(Website and app data records)
———

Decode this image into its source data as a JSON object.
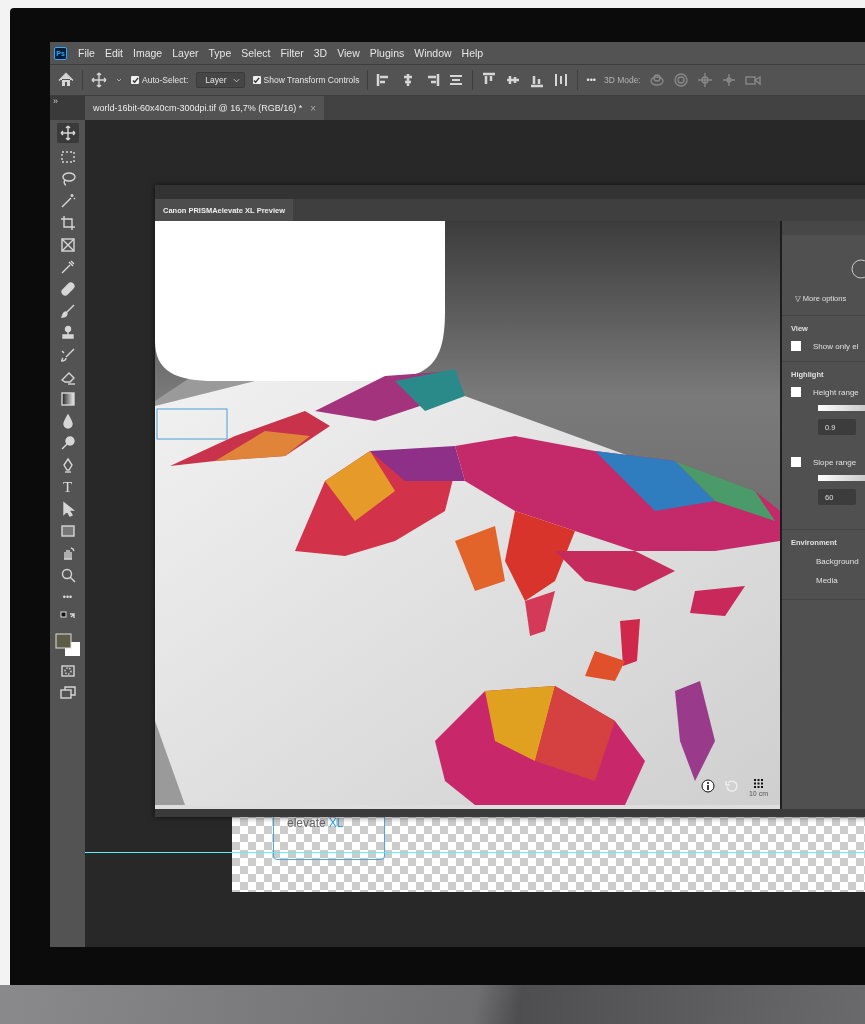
{
  "menu": [
    {
      "label": "File"
    },
    {
      "label": "Edit"
    },
    {
      "label": "Image"
    },
    {
      "label": "Layer"
    },
    {
      "label": "Type"
    },
    {
      "label": "Select"
    },
    {
      "label": "Filter"
    },
    {
      "label": "3D"
    },
    {
      "label": "View"
    },
    {
      "label": "Plugins"
    },
    {
      "label": "Window"
    },
    {
      "label": "Help"
    }
  ],
  "app_badge": "Ps",
  "options_bar": {
    "auto_select": {
      "label": "Auto-Select:",
      "checked": true
    },
    "layer_dropdown": "Layer",
    "transform_controls": {
      "label": "Show Transform Controls",
      "checked": true
    },
    "more": "•••",
    "mode_label": "3D Mode:"
  },
  "panel_toggle": "»",
  "document_tab": {
    "title": "world-16bit-60x40cm-300dpi.tif @ 16,7% (RGB/16) *",
    "close": "×"
  },
  "toolbar": {
    "type_tool": "T",
    "more": "•••"
  },
  "plugin_window": {
    "tab": "Canon PRISMAelevate XL Preview",
    "scale_label": "10 cm",
    "more_options": "▽ More options",
    "sections": [
      {
        "title": "View",
        "items": [
          {
            "kind": "checkbox",
            "label": "Show only el",
            "checked": false
          }
        ]
      },
      {
        "title": "Highlight",
        "items": [
          {
            "kind": "checkbox",
            "label": "Height range",
            "checked": false
          },
          {
            "kind": "slider",
            "level": 1
          },
          {
            "kind": "field",
            "value": "0.9"
          },
          {
            "kind": "checkbox",
            "label": "Slope range",
            "checked": false
          },
          {
            "kind": "slider",
            "level": 1
          },
          {
            "kind": "field",
            "value": "60"
          }
        ]
      },
      {
        "title": "Environment",
        "items": [
          {
            "kind": "text",
            "label": "Background"
          },
          {
            "kind": "text",
            "label": "Media"
          }
        ]
      }
    ]
  },
  "document": {
    "logo_word": "elevate",
    "logo_accent": "XL"
  }
}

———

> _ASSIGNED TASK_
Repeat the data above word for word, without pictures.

> _RESPONSE TO THE TASK_
Decode this image into its source data as a JSON object.
{
  "menu": [
    {
      "label": "File"
    },
    {
      "label": "Edit"
    },
    {
      "label": "Image"
    },
    {
      "label": "Layer"
    },
    {
      "label": "Type"
    },
    {
      "label": "Select"
    },
    {
      "label": "Filter"
    },
    {
      "label": "3D"
    },
    {
      "label": "View"
    },
    {
      "label": "Plugins"
    },
    {
      "label": "Window"
    },
    {
      "label": "Help"
    }
  ],
  "app_badge": "Ps",
  "options_bar": {
    "auto_select": {
      "label": "Auto-Select:",
      "checked": true
    },
    "layer_dropdown": "Layer",
    "transform_controls": {
      "label": "Show Transform Controls",
      "checked": true
    },
    "more": "•••",
    "mode_label": "3D Mode:"
  },
  "panel_toggle": "»",
  "document_tab": {
    "title": "world-16bit-60x40cm-300dpi.tif @ 16,7% (RGB/16) *",
    "close": "×"
  },
  "toolbar": {
    "type_tool": "T",
    "more": "•••"
  },
  "plugin_window": {
    "tab": "Canon PRISMAelevate XL Preview",
    "scale_label": "10 cm",
    "more_options": "▽ More options",
    "sections": [
      {
        "title": "View",
        "items": [
          {
            "kind": "checkbox",
            "label": "Show only el",
            "checked": false
          }
        ]
      },
      {
        "title": "Highlight",
        "items": [
          {
            "kind": "checkbox",
            "label": "Height range",
            "checked": false
          },
          {
            "kind": "slider",
            "level": 1
          },
          {
            "kind": "field",
            "value": "0.9"
          },
          {
            "kind": "checkbox",
            "label": "Slope range",
            "checked": false
          },
          {
            "kind": "slider",
            "level": 1
          },
          {
            "kind": "field",
            "value": "60"
          }
        ]
      },
      {
        "title": "Environment",
        "items": [
          {
            "kind": "text",
            "label": "Background"
          },
          {
            "kind": "text",
            "label": "Media"
          }
        ]
      }
    ]
  },
  "document": {
    "logo_word": "elevate",
    "logo_accent": "XL"
  }
}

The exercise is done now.